Corwin has also had an incredibly prolific career in his post-CBS decades. He has written over 10 books, won an Emmy and a Golden Globe, inspired an Academy Award-winning documentary – and those are just the highlights.
I still recall our phone conversation after I had turned in my finished product; I was sitting at a desk at the LA Times (where I had an internship), and
What better thing could happen to any journalism student that to have a coaching session from Corwin?
So, Norman, this is a “thank you” from your grateful public, which you have always thrilled “with the greatest of ease” – and from one now-middle-aged student whose life you enriched and ennobled with your attention.
Happy Birthday, and here’s to the next 100 years!

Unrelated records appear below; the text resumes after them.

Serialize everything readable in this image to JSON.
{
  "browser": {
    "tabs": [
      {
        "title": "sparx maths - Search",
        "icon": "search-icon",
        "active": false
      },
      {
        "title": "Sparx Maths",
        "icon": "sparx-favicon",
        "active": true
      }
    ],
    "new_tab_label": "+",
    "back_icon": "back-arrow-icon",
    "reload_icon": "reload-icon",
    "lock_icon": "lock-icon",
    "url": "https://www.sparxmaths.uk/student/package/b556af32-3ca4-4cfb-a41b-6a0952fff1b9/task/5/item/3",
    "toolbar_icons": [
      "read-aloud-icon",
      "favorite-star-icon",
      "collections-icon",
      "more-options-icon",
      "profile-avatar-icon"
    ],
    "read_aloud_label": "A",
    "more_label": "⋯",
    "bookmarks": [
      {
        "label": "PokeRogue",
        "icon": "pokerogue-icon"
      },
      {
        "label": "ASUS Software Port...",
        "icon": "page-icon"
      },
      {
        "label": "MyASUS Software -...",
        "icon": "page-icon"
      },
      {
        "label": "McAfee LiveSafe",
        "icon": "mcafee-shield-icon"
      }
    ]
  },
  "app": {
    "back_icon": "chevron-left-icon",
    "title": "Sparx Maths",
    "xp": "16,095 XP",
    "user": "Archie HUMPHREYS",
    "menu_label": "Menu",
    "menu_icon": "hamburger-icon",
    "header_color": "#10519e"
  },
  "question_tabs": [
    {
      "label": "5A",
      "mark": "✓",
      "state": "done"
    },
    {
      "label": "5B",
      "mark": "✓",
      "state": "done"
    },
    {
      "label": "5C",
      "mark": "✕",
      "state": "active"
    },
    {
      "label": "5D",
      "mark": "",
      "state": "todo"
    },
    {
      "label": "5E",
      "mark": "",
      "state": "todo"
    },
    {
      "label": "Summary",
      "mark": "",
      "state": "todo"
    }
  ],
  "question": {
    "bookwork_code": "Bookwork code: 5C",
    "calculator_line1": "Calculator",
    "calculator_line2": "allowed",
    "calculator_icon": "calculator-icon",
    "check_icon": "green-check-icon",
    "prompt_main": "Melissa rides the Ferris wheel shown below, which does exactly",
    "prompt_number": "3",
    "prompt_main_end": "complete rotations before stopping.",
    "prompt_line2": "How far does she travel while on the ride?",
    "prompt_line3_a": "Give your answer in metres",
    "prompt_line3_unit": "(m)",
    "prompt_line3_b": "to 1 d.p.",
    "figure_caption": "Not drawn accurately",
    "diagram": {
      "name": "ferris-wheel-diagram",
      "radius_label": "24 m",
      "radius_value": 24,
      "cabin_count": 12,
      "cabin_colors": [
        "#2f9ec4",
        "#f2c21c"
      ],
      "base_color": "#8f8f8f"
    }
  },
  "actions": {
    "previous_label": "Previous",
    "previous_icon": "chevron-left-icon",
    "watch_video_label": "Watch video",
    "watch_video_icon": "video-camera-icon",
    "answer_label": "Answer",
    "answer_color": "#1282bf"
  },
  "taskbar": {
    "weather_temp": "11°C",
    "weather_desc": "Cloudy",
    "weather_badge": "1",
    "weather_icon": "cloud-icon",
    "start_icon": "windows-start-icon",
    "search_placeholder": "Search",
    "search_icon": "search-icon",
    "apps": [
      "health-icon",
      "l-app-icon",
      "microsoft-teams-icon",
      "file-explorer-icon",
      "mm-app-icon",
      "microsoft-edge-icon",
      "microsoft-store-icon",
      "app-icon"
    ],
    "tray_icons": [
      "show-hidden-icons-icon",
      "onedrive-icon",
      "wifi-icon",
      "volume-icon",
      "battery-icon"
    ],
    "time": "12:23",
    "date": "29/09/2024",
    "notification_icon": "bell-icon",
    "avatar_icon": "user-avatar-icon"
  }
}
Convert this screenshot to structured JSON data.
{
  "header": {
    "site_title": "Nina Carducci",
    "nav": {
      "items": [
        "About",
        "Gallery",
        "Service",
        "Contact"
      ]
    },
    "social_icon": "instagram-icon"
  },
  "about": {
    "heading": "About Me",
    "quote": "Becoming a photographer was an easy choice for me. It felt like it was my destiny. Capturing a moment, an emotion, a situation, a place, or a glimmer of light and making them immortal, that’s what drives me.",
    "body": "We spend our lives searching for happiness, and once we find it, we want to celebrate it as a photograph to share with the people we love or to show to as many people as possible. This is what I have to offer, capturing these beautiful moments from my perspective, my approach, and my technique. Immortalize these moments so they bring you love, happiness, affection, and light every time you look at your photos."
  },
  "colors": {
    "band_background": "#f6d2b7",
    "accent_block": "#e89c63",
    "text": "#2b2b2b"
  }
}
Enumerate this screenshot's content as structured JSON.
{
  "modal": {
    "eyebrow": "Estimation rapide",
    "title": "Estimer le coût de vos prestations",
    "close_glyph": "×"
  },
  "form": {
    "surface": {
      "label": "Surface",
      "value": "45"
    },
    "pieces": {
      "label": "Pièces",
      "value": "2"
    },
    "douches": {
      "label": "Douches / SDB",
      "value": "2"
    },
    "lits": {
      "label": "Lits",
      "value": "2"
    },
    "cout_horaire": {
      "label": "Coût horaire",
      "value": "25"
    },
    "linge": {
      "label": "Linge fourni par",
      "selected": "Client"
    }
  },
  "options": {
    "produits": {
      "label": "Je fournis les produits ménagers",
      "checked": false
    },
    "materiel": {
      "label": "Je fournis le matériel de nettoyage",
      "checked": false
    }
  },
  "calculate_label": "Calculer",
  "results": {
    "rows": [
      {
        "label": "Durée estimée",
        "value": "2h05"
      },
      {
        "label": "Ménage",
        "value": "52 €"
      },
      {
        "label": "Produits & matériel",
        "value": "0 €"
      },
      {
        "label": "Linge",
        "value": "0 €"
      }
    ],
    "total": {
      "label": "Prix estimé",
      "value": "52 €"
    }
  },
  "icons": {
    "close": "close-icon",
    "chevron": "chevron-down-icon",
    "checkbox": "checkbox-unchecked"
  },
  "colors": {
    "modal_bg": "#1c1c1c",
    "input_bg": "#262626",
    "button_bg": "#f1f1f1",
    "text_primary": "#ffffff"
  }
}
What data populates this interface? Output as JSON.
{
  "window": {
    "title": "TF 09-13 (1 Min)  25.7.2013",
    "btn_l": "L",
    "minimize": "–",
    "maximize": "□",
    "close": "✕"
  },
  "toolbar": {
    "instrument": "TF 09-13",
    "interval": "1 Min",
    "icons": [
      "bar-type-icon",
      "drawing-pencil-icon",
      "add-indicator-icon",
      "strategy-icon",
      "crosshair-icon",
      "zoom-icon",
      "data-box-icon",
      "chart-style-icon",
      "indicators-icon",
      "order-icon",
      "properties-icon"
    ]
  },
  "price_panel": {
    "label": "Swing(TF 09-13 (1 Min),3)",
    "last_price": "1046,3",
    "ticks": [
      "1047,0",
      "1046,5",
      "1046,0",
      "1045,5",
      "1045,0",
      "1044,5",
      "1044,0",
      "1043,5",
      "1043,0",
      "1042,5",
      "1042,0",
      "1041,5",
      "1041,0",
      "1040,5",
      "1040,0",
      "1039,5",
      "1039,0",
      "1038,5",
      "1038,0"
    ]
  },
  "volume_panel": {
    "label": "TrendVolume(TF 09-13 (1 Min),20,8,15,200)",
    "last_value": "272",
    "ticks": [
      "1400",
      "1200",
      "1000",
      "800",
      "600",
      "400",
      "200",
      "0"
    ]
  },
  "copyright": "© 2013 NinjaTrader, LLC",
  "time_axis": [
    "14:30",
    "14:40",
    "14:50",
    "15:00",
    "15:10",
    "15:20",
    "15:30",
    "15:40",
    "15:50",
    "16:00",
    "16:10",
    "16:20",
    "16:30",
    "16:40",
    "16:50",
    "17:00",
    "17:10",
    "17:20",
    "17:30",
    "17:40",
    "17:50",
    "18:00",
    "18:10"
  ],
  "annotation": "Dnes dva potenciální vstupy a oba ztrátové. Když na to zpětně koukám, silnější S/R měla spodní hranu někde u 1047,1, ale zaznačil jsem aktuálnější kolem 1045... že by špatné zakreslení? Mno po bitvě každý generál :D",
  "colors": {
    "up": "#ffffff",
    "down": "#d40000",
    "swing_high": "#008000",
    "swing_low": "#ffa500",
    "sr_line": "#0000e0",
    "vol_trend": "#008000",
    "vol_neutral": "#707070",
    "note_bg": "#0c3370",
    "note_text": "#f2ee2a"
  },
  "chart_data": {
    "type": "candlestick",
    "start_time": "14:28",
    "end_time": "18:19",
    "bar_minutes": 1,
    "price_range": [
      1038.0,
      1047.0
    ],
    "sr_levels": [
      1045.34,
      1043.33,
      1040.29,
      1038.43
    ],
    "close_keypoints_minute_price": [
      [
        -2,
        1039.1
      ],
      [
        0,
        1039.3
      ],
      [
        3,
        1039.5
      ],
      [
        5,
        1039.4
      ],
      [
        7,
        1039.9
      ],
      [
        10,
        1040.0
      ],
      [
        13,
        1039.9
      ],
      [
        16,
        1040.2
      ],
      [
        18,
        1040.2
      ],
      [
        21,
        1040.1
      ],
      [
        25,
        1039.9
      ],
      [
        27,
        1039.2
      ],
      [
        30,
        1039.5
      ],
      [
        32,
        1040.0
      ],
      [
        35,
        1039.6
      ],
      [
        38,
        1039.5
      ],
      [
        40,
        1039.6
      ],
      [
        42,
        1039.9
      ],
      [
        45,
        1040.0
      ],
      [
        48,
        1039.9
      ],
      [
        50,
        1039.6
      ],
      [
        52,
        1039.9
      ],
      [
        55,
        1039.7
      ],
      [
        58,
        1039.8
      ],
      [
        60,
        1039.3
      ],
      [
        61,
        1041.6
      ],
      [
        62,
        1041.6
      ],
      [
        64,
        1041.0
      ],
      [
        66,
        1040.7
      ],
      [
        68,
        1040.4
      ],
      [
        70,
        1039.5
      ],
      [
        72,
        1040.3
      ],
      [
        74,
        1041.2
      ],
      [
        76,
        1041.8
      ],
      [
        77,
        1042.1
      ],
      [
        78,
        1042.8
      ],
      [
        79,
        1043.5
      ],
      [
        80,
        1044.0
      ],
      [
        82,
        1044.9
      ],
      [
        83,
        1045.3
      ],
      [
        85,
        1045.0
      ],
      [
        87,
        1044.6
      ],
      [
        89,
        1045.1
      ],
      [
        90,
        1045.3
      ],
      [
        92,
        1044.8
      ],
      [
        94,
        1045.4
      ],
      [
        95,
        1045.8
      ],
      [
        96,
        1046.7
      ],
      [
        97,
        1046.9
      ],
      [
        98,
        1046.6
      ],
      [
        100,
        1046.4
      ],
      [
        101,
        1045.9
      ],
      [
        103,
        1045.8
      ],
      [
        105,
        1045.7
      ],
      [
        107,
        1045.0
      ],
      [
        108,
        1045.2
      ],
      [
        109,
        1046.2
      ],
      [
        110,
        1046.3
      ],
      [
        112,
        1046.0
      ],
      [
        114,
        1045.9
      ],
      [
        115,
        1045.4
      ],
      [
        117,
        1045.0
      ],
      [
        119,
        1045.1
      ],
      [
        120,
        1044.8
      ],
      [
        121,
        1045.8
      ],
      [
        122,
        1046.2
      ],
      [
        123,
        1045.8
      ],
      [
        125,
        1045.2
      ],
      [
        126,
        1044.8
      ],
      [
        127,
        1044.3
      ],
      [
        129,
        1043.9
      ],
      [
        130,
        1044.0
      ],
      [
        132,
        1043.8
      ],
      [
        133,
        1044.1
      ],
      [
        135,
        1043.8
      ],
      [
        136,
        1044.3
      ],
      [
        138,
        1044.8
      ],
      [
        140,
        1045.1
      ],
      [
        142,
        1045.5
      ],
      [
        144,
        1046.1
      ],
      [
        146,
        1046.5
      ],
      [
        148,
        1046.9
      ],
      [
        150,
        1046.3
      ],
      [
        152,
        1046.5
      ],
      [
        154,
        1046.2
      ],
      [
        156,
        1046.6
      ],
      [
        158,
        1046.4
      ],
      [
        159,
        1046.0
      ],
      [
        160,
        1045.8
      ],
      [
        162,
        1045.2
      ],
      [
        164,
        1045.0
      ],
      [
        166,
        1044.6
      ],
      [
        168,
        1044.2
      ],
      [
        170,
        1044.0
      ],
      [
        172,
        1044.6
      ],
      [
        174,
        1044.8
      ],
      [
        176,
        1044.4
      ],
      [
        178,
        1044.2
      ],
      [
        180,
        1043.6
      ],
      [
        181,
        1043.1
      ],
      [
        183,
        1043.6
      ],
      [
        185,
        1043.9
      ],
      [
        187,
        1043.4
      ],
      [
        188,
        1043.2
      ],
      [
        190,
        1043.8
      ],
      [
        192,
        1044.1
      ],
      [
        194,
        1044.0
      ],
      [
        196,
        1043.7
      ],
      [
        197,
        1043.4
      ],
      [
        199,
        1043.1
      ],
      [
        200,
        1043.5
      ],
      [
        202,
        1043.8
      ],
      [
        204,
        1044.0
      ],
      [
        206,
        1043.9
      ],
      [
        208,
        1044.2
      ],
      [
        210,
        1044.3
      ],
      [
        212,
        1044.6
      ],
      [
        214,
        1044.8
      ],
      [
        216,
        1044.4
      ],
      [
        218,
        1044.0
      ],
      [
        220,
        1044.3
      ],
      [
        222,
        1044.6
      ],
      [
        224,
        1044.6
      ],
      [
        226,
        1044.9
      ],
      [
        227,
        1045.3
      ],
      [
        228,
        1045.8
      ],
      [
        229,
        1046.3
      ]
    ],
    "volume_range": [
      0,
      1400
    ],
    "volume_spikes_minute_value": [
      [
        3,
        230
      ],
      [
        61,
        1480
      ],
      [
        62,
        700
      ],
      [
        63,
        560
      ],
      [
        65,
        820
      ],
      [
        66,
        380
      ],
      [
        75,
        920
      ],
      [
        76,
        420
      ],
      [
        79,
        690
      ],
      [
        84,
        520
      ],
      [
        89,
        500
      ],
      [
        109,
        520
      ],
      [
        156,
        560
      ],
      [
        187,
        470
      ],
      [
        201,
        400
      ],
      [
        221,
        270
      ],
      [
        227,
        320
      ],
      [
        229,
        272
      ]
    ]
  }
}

One factor, for sure, is length; it is sad to admit, but I really have given up the idea that I am going to get through anything over 350 pages at this point in my life. If the book is too fat, I can get depressed just picking it up.
My last attempt at a long book was "The Cider House Rules," which I read and loved many years back; but, trying to recreate that feeling recently, I was forced to give up. After not picking the novel up for a couple days, I would return to find that I had forgotten who most of the characters were. (No, I did not forget Melony ... )
More than anything, though, inspiration plays a part in my choices -- the right book at the right moment. It is not unlike the feeling one gets when one wants to write about a certain topic ... the feeling I had when I started composing this first blog entry.
I like to know, for example, that a book is new; I like the idea of being an early consumer of fresh words and ideas. I also can get inspired if I know or have met and like the author of a book; so earlier this year I read four books in a row by friends and colleagues from different parts of my life. (They were all excellent, by the way.)
But, if I can be inspired by a book quickly and for seemingly fickle reasons, I can also get turned off in a flash. In Borders the other day, I had come upon one that caught my interest -- "Shop Class as Soulcraft," a meditation about finding meaning in work.
Getting into a different head space about work has been on my mind of late; and, in retrospect, I realize that part of the book's appeal came from my impression that it was somewhat obscure -- a bit of a discovery on my part. (It had not been prominently displayed, just sitting on a shelf.) I resolved to buy the book on my next visit.
Then, upon visiting The New York Times Web site this morning, what did I see screaming at me from the homepage but an ad for my "little discovery" -- with the title in giant letters and rave reviews on prominent display. I clicked to another page, and the ad followed me. Suddenly, my interest in the book vanished ...
It is not that I won't read a popular book; I piled through Chris Buckley's "Losing Mum and Pup," for example -- but I never imagined that was a "discovery." I had grown up in a Conservative household where William F. Buckley was an icon; and I had recently lost my own mother -- so the memoir hit me at just the right moment.
The more I think about it, the more I realize that readers need to be inspired in the same way that writers do. The connections they feel to book can be profound, and the ways that they become connected to the things they decide to read can be as mysterious as the Muse. (Can we say, indeed, that it is something other than the Muse?)
Of course, marketing (which I do in my daylight hours) attempts to push us in this or that direction -- to tell us (as the "Soulcraft" ad did) that THIS IS THE BOOK YOU WILL LOVE MORE THAN ANY OTHER.
But even if marketing may point us to a particular book, like some kind of dating service, it cannot create the spark that gets us beyond the cover, beyond the first few pages, and deep into the joy of reading.
And maybe, just maybe, that joy can surpass the writer's own joy in writing the book.